» **Your assignment**
Repeat all the data word for word.

» **Available records**

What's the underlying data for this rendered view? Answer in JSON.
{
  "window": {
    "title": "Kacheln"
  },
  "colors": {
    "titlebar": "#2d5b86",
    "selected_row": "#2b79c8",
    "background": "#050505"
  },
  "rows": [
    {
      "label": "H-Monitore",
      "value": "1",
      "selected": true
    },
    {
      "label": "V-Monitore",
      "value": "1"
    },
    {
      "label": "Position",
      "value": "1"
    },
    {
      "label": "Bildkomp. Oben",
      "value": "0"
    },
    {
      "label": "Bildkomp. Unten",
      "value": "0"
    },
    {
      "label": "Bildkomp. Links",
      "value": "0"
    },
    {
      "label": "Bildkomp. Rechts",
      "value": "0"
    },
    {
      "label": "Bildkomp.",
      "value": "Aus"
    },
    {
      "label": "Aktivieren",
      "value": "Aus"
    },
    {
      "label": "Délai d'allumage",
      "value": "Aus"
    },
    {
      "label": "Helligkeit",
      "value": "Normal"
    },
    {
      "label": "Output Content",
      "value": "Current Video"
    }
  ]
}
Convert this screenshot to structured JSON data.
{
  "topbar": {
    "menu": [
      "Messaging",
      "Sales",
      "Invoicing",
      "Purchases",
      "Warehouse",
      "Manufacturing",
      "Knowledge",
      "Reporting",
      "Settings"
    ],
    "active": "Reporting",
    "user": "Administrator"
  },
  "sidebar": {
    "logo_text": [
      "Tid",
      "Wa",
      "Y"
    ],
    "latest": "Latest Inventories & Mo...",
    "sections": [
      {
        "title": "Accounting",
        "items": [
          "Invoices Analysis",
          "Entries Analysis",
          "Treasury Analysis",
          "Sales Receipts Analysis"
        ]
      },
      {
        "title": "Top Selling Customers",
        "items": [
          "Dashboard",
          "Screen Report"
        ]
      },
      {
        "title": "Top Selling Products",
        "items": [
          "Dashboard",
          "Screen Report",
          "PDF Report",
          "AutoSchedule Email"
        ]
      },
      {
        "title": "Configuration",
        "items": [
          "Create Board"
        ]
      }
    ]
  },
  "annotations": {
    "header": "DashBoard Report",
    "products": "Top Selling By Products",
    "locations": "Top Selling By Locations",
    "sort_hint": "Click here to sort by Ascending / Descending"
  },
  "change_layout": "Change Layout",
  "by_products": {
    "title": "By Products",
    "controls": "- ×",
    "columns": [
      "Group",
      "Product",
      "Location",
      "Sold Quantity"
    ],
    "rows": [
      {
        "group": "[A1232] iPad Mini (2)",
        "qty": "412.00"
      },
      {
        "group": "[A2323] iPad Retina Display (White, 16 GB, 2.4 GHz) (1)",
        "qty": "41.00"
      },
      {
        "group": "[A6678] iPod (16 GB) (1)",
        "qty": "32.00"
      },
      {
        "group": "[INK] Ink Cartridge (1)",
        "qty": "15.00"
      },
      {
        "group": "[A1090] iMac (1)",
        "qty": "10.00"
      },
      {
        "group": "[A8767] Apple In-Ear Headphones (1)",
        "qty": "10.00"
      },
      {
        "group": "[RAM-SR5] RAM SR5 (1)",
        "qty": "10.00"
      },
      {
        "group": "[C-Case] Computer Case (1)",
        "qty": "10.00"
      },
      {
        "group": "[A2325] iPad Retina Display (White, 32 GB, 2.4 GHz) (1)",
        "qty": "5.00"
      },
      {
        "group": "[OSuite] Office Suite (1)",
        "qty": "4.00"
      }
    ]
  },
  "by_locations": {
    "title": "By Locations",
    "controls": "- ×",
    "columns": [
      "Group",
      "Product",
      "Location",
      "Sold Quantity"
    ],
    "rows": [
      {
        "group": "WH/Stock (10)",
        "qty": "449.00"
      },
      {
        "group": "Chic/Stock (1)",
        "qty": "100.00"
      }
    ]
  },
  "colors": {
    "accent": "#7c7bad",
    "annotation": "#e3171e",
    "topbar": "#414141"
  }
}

» **The completed task**
What's the underlying data for this rendered view? Answer in JSON.
{
  "window": {
    "title": "Kacheln"
  },
  "colors": {
    "titlebar": "#2d5b86",
    "selected_row": "#2b79c8",
    "background": "#050505"
  },
  "rows": [
    {
      "label": "H-Monitore",
      "value": "1",
      "selected": true
    },
    {
      "label": "V-Monitore",
      "value": "1"
    },
    {
      "label": "Position",
      "value": "1"
    },
    {
      "label": "Bildkomp. Oben",
      "value": "0"
    },
    {
      "label": "Bildkomp. Unten",
      "value": "0"
    },
    {
      "label": "Bildkomp. Links",
      "value": "0"
    },
    {
      "label": "Bildkomp. Rechts",
      "value": "0"
    },
    {
      "label": "Bildkomp.",
      "value": "Aus"
    },
    {
      "label": "Aktivieren",
      "value": "Aus"
    },
    {
      "label": "Délai d'allumage",
      "value": "Aus"
    },
    {
      "label": "Helligkeit",
      "value": "Normal"
    },
    {
      "label": "Output Content",
      "value": "Current Video"
    }
  ]
}
Convert this screenshot to structured JSON data.
{
  "topbar": {
    "menu": [
      "Messaging",
      "Sales",
      "Invoicing",
      "Purchases",
      "Warehouse",
      "Manufacturing",
      "Knowledge",
      "Reporting",
      "Settings"
    ],
    "active": "Reporting",
    "user": "Administrator"
  },
  "sidebar": {
    "logo_text": [
      "Tid",
      "Wa",
      "Y"
    ],
    "latest": "Latest Inventories & Mo...",
    "sections": [
      {
        "title": "Accounting",
        "items": [
          "Invoices Analysis",
          "Entries Analysis",
          "Treasury Analysis",
          "Sales Receipts Analysis"
        ]
      },
      {
        "title": "Top Selling Customers",
        "items": [
          "Dashboard",
          "Screen Report"
        ]
      },
      {
        "title": "Top Selling Products",
        "items": [
          "Dashboard",
          "Screen Report",
          "PDF Report",
          "AutoSchedule Email"
        ]
      },
      {
        "title": "Configuration",
        "items": [
          "Create Board"
        ]
      }
    ]
  },
  "annotations": {
    "header": "DashBoard Report",
    "products": "Top Selling By Products",
    "locations": "Top Selling By Locations",
    "sort_hint": "Click here to sort by Ascending / Descending"
  },
  "change_layout": "Change Layout",
  "by_products": {
    "title": "By Products",
    "controls": "- ×",
    "columns": [
      "Group",
      "Product",
      "Location",
      "Sold Quantity"
    ],
    "rows": [
      {
        "group": "[A1232] iPad Mini (2)",
        "qty": "412.00"
      },
      {
        "group": "[A2323] iPad Retina Display (White, 16 GB, 2.4 GHz) (1)",
        "qty": "41.00"
      },
      {
        "group": "[A6678] iPod (16 GB) (1)",
        "qty": "32.00"
      },
      {
        "group": "[INK] Ink Cartridge (1)",
        "qty": "15.00"
      },
      {
        "group": "[A1090] iMac (1)",
        "qty": "10.00"
      },
      {
        "group": "[A8767] Apple In-Ear Headphones (1)",
        "qty": "10.00"
      },
      {
        "group": "[RAM-SR5] RAM SR5 (1)",
        "qty": "10.00"
      },
      {
        "group": "[C-Case] Computer Case (1)",
        "qty": "10.00"
      },
      {
        "group": "[A2325] iPad Retina Display (White, 32 GB, 2.4 GHz) (1)",
        "qty": "5.00"
      },
      {
        "group": "[OSuite] Office Suite (1)",
        "qty": "4.00"
      }
    ]
  },
  "by_locations": {
    "title": "By Locations",
    "controls": "- ×",
    "columns": [
      "Group",
      "Product",
      "Location",
      "Sold Quantity"
    ],
    "rows": [
      {
        "group": "WH/Stock (10)",
        "qty": "449.00"
      },
      {
        "group": "Chic/Stock (1)",
        "qty": "100.00"
      }
    ]
  },
  "colors": {
    "accent": "#7c7bad",
    "annotation": "#e3171e",
    "topbar": "#414141"
  }
}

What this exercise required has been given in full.